At least you can still wear your wedding dress, right? That is more than most of us can say, although I'd be more like that poor dress store owner - FREAKED over last-minute shopping! ha

Di Mackey said...

Thanks Tara, but it's almost been two and a half years now ... I think. Gert's the official keeper of records, fortunately it was the day before Jessie's birthday, so I never actually forget the date :)

As for coming to stay, no worries, just when it fits xo

I think we are mostly, Simon. He still stands the wild stuff I bring home ... the television documentary crew, the wild ideas about art exhibitions, the public poetry readings. He's a brave man.

Indeed it has, Mr or Ms Eizer Kiwi.

Thank you Shashikiran. There always seem to be stories in my life but it's fun.

Well I guess the fact that the nice shiny black shoes person agreed to be photographed with the brown leather-sandalled person. It's a giveaway, Van ;)

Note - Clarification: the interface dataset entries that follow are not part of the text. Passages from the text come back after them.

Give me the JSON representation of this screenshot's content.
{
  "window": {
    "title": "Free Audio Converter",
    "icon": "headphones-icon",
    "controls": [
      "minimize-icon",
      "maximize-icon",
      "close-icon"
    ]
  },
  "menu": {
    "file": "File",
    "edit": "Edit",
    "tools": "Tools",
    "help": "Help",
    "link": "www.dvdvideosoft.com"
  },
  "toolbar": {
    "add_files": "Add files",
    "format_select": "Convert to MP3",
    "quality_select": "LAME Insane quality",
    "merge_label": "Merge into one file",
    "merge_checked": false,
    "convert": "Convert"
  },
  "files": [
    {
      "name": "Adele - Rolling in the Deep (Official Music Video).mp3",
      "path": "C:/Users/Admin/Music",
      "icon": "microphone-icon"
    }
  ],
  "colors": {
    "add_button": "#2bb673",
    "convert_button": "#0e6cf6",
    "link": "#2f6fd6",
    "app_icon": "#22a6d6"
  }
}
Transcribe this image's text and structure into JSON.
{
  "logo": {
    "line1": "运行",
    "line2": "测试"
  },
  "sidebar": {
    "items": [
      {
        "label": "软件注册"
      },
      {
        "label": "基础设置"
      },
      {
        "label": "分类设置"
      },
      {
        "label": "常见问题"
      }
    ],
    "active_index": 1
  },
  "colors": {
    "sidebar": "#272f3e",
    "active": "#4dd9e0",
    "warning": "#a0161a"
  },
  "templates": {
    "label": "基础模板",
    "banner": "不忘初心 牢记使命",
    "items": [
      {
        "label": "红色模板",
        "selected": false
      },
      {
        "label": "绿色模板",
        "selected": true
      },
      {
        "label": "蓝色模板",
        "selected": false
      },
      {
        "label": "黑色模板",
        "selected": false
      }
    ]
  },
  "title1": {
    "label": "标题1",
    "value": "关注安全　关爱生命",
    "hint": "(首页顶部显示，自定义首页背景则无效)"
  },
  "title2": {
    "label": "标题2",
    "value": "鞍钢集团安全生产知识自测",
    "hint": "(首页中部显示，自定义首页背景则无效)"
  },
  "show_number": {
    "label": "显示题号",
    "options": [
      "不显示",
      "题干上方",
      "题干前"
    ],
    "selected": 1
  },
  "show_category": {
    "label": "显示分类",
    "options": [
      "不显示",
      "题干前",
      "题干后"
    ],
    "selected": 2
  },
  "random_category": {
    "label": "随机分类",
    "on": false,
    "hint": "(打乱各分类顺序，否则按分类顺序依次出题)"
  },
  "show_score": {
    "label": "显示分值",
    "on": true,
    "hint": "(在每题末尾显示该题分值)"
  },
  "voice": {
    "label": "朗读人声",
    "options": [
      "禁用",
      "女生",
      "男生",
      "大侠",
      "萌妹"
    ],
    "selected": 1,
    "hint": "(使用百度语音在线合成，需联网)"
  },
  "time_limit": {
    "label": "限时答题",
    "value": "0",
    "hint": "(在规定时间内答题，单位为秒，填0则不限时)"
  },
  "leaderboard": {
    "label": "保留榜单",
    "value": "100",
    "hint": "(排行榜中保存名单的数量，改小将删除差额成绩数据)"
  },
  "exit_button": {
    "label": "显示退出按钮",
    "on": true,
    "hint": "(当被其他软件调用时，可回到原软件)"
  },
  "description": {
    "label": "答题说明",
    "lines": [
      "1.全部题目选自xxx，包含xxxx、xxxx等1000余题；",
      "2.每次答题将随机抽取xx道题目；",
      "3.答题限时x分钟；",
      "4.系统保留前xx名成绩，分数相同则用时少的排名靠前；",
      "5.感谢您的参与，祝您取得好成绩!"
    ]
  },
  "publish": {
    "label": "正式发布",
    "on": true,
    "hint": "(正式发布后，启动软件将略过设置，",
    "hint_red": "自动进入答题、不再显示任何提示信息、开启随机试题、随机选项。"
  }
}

Hi,My Bella Vita, and yes, I can still wear the dress, although only if I pre-warn the Belgian bloke ;)

The whole ceremony was slightly surreal, in Dutch you see ... although Gert's friend, our celebrant, was so lovely and read a beautiful poem in English out to us afterwards.

Peter said...

I really like the dress Di, especially since it evokes
so many memories.

Although I haven't been (legally) married even once, your post reminded me of "The Starter Wife", about an independent woman who successfully starts over again after a divorce.

Di Mackey said...

I'm not sure about the 'successful' part, though bedankt for the compliment Peter :) See you Friday xo

Manictastic said...

Di always looks fabulous, a bit like Sandra Bullock if I write that name correctly. Great post, Di, especially about the bit about compromising like leaving the dishes waiting for a wee bit :P I'll use that excuse now for sure :D But Di said,.... :P

Di Mackey said...

Oh Manic, the money is in the mail ;)

I'm okay with you using me as a quotable source on dishes and when they should be done.

I dream of a dishwasher ...

RD said...

I absolutely love this picture and the story that goes with it! Very special. What a life you've lived!

Me and my camera said...

Beautiful story, wonderful photograph!

Di Mackey said...

Thanks RD. The strange thing is that it feels like it's been kind of ordinary mostly. I mean, I think these things happen but you're living in the moment and it's only when you look back and realise that the strange things kept happening and that you're towing a bit of a load as you go.

I do know, that had someone predicted my life a few years ago, I would have known that they were completely insane.

Thanks Me and My camera, I was glad I popped over and caught up on your latest work. Beautiful capture of the newspaper readers :)

Gary Rith Pottery Blog said...

OH SO SWEET!

Di Mackey said...

Are you teasing me, Mr Rith? :) A kiwi can rarely take a nice comment at face value ... we're raised tough, well actually, mocking and sarcasm are a huge part of the great kiwi experience.

Thanks Gary.